You see, Indie by its nature, the fact that books are cheap (and a lot of us lunatics are subscribed to Kindle lending library, too) and that they are varied, but mostly THAT THEY’RE IN SERIES and series that are published two to three months apart for new installments, caters to the 5% who buy 80% of the books.
COMPLETELY different market from traditional. And one about which I can speak authoritatively because, again, I AM THAT market, or a typical member of it.
If you write anything remotely readable and non offensive in one of our genres or subgenres, (we can now be picky) we will find you and we will read you.
EXCEPT that it comes with a caveat: indie has a high cost in finding an author initially. Oh, not as high as trad is getting, by publishing a lot of utter crap, but still high. You will find that about 50% (and for some genres higher) of books you sample make you scramble backwards away from them going “dear Lord, no.” In science fiction I’ve found this often includes people who think they’re inventing the genre from scratch, or are adamant they’re not science fiction, while writing all the tropes… as if they were brand new and earth shattering (but enough about traditional publishing!), in romance and mystery they often include recent college graduates (I was one once) who think serious must equal “there are no good guys” or “no one is clean.”
Anyway, covers often warn you away from those, by being of startling inappropriate horribleness. BUT not always.
What this means is that you WANT series. Judging by ancient mythologies’ tendency to become convoluted soap operas, I suspect humans crave series, period, but indie reinforces that. I’ve been known to fall into a series and read it to the end even when it’s just “so so.”
If a series is actually good, and it has a lot of books? BLISS. I know what I’m reading that week.
This explains why a lot of the high-money makers in indie are releasing books every other or every month, in a series. (Though that might drive me insane, and I have a starting public, and I’m willing to give it a little extra time, too, so I’m going to run a few series to start with.)
Trad pub and indie are marketing to fundamentally different people. Trad pub is not utterly blind, it just doesn’t cater to us, and never has.
In indie, you benefit from long series (even if sometimes what you put out any given month is a short story) and from publishing frequently.
And while some of your readers from trad pub will find you right away, it might take time for them to figure out you’re publishing in the new model, particularly if you’re still publishing traditional or if you’ve been silent for some years (as I sort of have, due to illness.)
So, your initial sales for your first indie books will be disappointing. This is almost inevitable.
But you still have the skills and the know how. If you’re writing for your fans and not the editors (and sometimes this takes a bit of mental adjustment, but you can do it. If you’re a long time writer, you’ve survived about a million changing trends, anyway.) you can be successful at this game. (Yes there are other things you can/should learn to ease your journey, like keywords. I SUCK at keywords. I suck like a hoover. But I know people who also suck and are making REAL money. By which I mean more money than most trad pub midlisters ever saw.)
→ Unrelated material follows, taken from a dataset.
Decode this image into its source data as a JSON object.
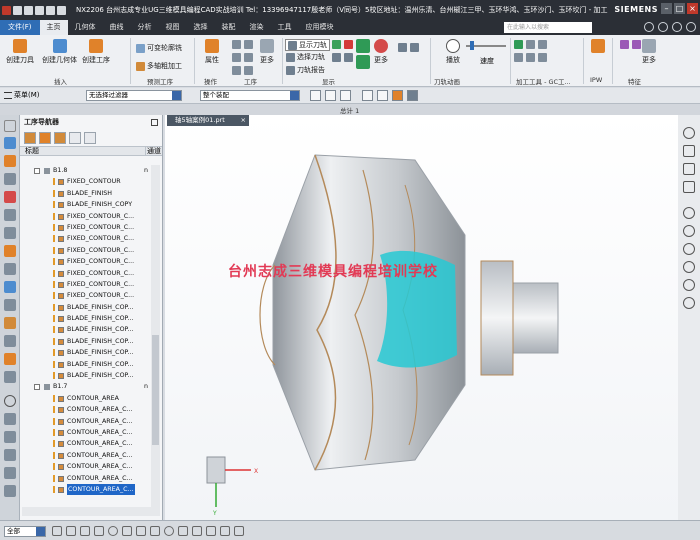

You just need a serious publishing schedule (and to take it seriously) beta readers and editors you can count on and a decentish cover designer (I’m one of those. I’m getting better. I aspire to good, as I do in everything I do, but that takes time and practice, and it’s a career I never wanted, but which makes my life easier than dealing with finding artists.)
THIS IS POSSIBLE. You can do it. I can do it.
Or at least I’m going to try really, really hard, which is why I sat down with my husband and wrote a schedule for 2020 which would probably give most people nightmares, and which involves my learning to keep regular hours, not get distracted by things like house cleaning and learning (again) to produce reliably.
But you know, if my insight is correct (and I made the schedule before I had that insight, just based on what I see working) it should work.
Which makes 2020 the year of go big or go home.
Wish me luck. Or join me in the insanity. Whichever your inclination!